• [Problem]:
For the entries below, how many lines include the word "name"? Give the figure and nothing more.

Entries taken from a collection
════════

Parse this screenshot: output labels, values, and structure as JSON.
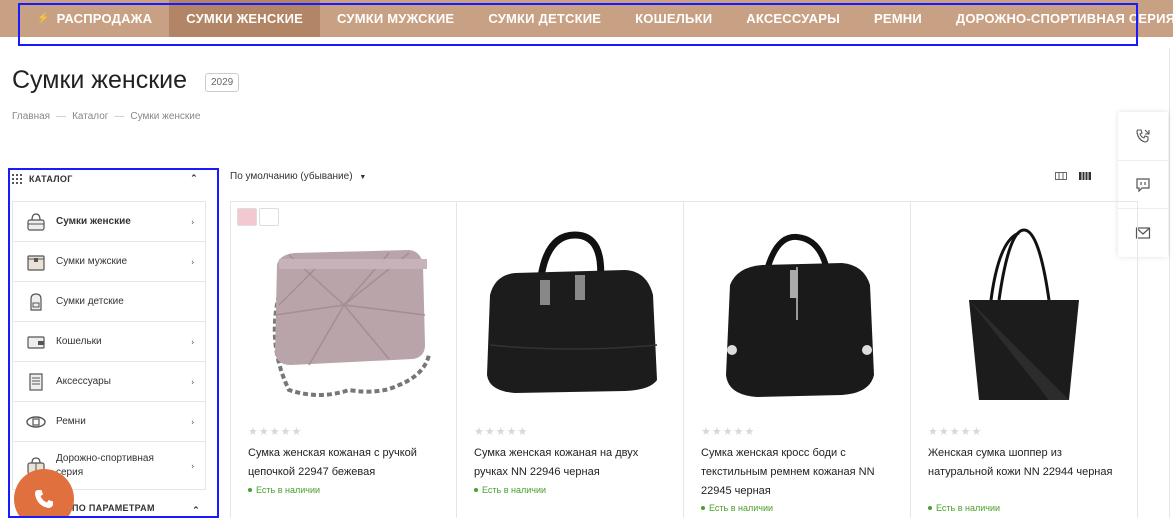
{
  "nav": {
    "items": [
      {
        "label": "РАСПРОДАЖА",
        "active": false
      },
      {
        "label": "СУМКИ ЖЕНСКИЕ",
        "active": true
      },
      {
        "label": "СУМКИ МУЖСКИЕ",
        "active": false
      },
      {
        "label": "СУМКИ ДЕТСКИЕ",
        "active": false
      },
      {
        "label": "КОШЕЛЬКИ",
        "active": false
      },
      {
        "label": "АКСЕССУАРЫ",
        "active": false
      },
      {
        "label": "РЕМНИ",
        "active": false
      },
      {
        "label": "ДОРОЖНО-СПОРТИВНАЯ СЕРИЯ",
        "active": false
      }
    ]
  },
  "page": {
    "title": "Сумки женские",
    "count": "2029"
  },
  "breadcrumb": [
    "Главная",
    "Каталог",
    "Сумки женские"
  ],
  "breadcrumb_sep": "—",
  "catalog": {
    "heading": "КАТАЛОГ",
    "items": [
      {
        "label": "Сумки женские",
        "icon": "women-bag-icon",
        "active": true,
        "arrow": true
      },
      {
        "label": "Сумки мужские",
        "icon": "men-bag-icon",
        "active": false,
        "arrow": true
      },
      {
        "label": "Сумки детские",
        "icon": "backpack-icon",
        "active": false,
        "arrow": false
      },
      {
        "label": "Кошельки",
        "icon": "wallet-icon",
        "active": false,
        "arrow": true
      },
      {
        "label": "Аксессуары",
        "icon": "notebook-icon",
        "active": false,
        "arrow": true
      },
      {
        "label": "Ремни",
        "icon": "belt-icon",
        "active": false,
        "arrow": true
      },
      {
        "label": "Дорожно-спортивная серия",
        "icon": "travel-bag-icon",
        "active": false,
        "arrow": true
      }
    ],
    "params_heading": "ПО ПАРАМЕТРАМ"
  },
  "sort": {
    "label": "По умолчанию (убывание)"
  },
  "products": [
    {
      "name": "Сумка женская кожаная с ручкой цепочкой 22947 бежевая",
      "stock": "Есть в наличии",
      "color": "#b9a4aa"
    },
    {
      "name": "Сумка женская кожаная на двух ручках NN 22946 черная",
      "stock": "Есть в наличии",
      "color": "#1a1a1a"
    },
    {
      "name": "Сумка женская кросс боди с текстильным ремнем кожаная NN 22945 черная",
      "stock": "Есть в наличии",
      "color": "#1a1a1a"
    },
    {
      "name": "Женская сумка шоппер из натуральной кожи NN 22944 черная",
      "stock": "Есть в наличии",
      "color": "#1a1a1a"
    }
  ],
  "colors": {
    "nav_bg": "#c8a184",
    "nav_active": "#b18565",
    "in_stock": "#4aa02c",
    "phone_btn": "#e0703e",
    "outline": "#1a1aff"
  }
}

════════

• [Output of the exercise]:
4